> WHAT NEEDS TO BE DONE: Please repeat every line below exactly, from the first to the last.

> SOURCE DATA:

▽

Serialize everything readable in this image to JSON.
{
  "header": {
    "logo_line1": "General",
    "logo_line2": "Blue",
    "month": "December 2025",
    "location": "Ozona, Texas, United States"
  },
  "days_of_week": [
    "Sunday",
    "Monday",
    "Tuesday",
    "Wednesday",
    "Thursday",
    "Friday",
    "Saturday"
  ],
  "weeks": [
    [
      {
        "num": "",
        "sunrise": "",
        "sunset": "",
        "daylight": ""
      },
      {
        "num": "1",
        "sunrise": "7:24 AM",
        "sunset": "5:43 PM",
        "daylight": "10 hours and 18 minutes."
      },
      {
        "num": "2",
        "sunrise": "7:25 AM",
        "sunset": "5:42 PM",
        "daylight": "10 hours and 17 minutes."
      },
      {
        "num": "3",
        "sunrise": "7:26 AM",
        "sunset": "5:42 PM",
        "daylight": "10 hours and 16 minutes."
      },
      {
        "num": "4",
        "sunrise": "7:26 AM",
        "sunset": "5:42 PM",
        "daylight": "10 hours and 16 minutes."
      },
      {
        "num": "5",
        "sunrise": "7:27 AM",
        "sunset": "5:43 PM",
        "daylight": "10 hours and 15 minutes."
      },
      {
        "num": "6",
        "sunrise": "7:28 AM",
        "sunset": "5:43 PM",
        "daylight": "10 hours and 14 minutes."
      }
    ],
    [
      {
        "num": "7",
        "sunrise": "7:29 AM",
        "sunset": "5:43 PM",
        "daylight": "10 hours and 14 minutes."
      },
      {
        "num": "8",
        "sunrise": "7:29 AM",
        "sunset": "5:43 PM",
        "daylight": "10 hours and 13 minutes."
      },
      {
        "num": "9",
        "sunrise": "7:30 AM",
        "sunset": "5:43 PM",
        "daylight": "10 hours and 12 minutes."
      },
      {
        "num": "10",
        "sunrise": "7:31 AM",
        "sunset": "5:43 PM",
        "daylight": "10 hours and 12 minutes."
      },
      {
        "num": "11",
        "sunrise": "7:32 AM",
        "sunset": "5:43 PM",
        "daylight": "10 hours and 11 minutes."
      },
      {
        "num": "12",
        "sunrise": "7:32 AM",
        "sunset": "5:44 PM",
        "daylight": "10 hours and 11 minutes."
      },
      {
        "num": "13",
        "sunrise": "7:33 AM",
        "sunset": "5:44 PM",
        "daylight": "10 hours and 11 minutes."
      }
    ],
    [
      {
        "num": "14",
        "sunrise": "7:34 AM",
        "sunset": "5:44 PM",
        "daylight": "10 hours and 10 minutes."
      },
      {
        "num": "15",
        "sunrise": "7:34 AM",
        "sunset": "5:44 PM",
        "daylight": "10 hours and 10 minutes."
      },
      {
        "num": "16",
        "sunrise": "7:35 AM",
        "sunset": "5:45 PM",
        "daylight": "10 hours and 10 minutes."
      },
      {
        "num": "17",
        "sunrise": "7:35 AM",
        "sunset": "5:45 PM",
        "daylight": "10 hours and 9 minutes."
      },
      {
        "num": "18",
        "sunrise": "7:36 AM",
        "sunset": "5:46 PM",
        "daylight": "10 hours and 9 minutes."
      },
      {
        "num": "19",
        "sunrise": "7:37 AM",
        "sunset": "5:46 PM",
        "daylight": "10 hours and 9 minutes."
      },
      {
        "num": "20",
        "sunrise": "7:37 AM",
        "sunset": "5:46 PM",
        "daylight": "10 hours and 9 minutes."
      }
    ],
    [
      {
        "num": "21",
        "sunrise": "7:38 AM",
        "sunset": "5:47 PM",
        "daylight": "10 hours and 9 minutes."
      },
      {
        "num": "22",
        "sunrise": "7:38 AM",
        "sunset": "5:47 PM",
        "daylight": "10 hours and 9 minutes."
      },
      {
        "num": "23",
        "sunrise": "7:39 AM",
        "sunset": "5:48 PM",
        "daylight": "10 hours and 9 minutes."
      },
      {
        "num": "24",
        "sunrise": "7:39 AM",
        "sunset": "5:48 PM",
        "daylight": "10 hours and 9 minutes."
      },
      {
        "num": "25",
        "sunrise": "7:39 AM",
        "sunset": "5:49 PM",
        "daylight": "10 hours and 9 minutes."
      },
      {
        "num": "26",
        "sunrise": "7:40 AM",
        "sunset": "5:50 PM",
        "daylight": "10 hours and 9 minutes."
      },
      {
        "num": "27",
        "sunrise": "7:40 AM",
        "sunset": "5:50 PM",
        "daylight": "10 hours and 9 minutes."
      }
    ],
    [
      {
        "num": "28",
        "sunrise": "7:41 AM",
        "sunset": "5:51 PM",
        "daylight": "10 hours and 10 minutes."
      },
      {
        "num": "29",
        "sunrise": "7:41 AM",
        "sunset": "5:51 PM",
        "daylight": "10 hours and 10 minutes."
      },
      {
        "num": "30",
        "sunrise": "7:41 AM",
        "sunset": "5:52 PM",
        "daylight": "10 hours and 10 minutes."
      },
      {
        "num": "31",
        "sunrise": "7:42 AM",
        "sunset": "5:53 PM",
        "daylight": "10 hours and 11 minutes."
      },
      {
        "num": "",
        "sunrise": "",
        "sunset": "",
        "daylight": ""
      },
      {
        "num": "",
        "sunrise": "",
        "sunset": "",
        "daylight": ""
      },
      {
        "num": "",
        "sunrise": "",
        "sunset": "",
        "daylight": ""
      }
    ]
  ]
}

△

> SOLVED PROBLEM:
Serialize everything readable in this image to JSON.
{
  "header": {
    "logo_line1": "General",
    "logo_line2": "Blue",
    "month": "December 2025",
    "location": "Ozona, Texas, United States"
  },
  "days_of_week": [
    "Sunday",
    "Monday",
    "Tuesday",
    "Wednesday",
    "Thursday",
    "Friday",
    "Saturday"
  ],
  "weeks": [
    [
      {
        "num": "",
        "sunrise": "",
        "sunset": "",
        "daylight": ""
      },
      {
        "num": "1",
        "sunrise": "7:24 AM",
        "sunset": "5:43 PM",
        "daylight": "10 hours and 18 minutes."
      },
      {
        "num": "2",
        "sunrise": "7:25 AM",
        "sunset": "5:42 PM",
        "daylight": "10 hours and 17 minutes."
      },
      {
        "num": "3",
        "sunrise": "7:26 AM",
        "sunset": "5:42 PM",
        "daylight": "10 hours and 16 minutes."
      },
      {
        "num": "4",
        "sunrise": "7:26 AM",
        "sunset": "5:42 PM",
        "daylight": "10 hours and 16 minutes."
      },
      {
        "num": "5",
        "sunrise": "7:27 AM",
        "sunset": "5:43 PM",
        "daylight": "10 hours and 15 minutes."
      },
      {
        "num": "6",
        "sunrise": "7:28 AM",
        "sunset": "5:43 PM",
        "daylight": "10 hours and 14 minutes."
      }
    ],
    [
      {
        "num": "7",
        "sunrise": "7:29 AM",
        "sunset": "5:43 PM",
        "daylight": "10 hours and 14 minutes."
      },
      {
        "num": "8",
        "sunrise": "7:29 AM",
        "sunset": "5:43 PM",
        "daylight": "10 hours and 13 minutes."
      },
      {
        "num": "9",
        "sunrise": "7:30 AM",
        "sunset": "5:43 PM",
        "daylight": "10 hours and 12 minutes."
      },
      {
        "num": "10",
        "sunrise": "7:31 AM",
        "sunset": "5:43 PM",
        "daylight": "10 hours and 12 minutes."
      },
      {
        "num": "11",
        "sunrise": "7:32 AM",
        "sunset": "5:43 PM",
        "daylight": "10 hours and 11 minutes."
      },
      {
        "num": "12",
        "sunrise": "7:32 AM",
        "sunset": "5:44 PM",
        "daylight": "10 hours and 11 minutes."
      },
      {
        "num": "13",
        "sunrise": "7:33 AM",
        "sunset": "5:44 PM",
        "daylight": "10 hours and 11 minutes."
      }
    ],
    [
      {
        "num": "14",
        "sunrise": "7:34 AM",
        "sunset": "5:44 PM",
        "daylight": "10 hours and 10 minutes."
      },
      {
        "num": "15",
        "sunrise": "7:34 AM",
        "sunset": "5:44 PM",
        "daylight": "10 hours and 10 minutes."
      },
      {
        "num": "16",
        "sunrise": "7:35 AM",
        "sunset": "5:45 PM",
        "daylight": "10 hours and 10 minutes."
      },
      {
        "num": "17",
        "sunrise": "7:35 AM",
        "sunset": "5:45 PM",
        "daylight": "10 hours and 9 minutes."
      },
      {
        "num": "18",
        "sunrise": "7:36 AM",
        "sunset": "5:46 PM",
        "daylight": "10 hours and 9 minutes."
      },
      {
        "num": "19",
        "sunrise": "7:37 AM",
        "sunset": "5:46 PM",
        "daylight": "10 hours and 9 minutes."
      },
      {
        "num": "20",
        "sunrise": "7:37 AM",
        "sunset": "5:46 PM",
        "daylight": "10 hours and 9 minutes."
      }
    ],
    [
      {
        "num": "21",
        "sunrise": "7:38 AM",
        "sunset": "5:47 PM",
        "daylight": "10 hours and 9 minutes."
      },
      {
        "num": "22",
        "sunrise": "7:38 AM",
        "sunset": "5:47 PM",
        "daylight": "10 hours and 9 minutes."
      },
      {
        "num": "23",
        "sunrise": "7:39 AM",
        "sunset": "5:48 PM",
        "daylight": "10 hours and 9 minutes."
      },
      {
        "num": "24",
        "sunrise": "7:39 AM",
        "sunset": "5:48 PM",
        "daylight": "10 hours and 9 minutes."
      },
      {
        "num": "25",
        "sunrise": "7:39 AM",
        "sunset": "5:49 PM",
        "daylight": "10 hours and 9 minutes."
      },
      {
        "num": "26",
        "sunrise": "7:40 AM",
        "sunset": "5:50 PM",
        "daylight": "10 hours and 9 minutes."
      },
      {
        "num": "27",
        "sunrise": "7:40 AM",
        "sunset": "5:50 PM",
        "daylight": "10 hours and 9 minutes."
      }
    ],
    [
      {
        "num": "28",
        "sunrise": "7:41 AM",
        "sunset": "5:51 PM",
        "daylight": "10 hours and 10 minutes."
      },
      {
        "num": "29",
        "sunrise": "7:41 AM",
        "sunset": "5:51 PM",
        "daylight": "10 hours and 10 minutes."
      },
      {
        "num": "30",
        "sunrise": "7:41 AM",
        "sunset": "5:52 PM",
        "daylight": "10 hours and 10 minutes."
      },
      {
        "num": "31",
        "sunrise": "7:42 AM",
        "sunset": "5:53 PM",
        "daylight": "10 hours and 11 minutes."
      },
      {
        "num": "",
        "sunrise": "",
        "sunset": "",
        "daylight": ""
      },
      {
        "num": "",
        "sunrise": "",
        "sunset": "",
        "daylight": ""
      },
      {
        "num": "",
        "sunrise": "",
        "sunset": "",
        "daylight": ""
      }
    ]
  ]
}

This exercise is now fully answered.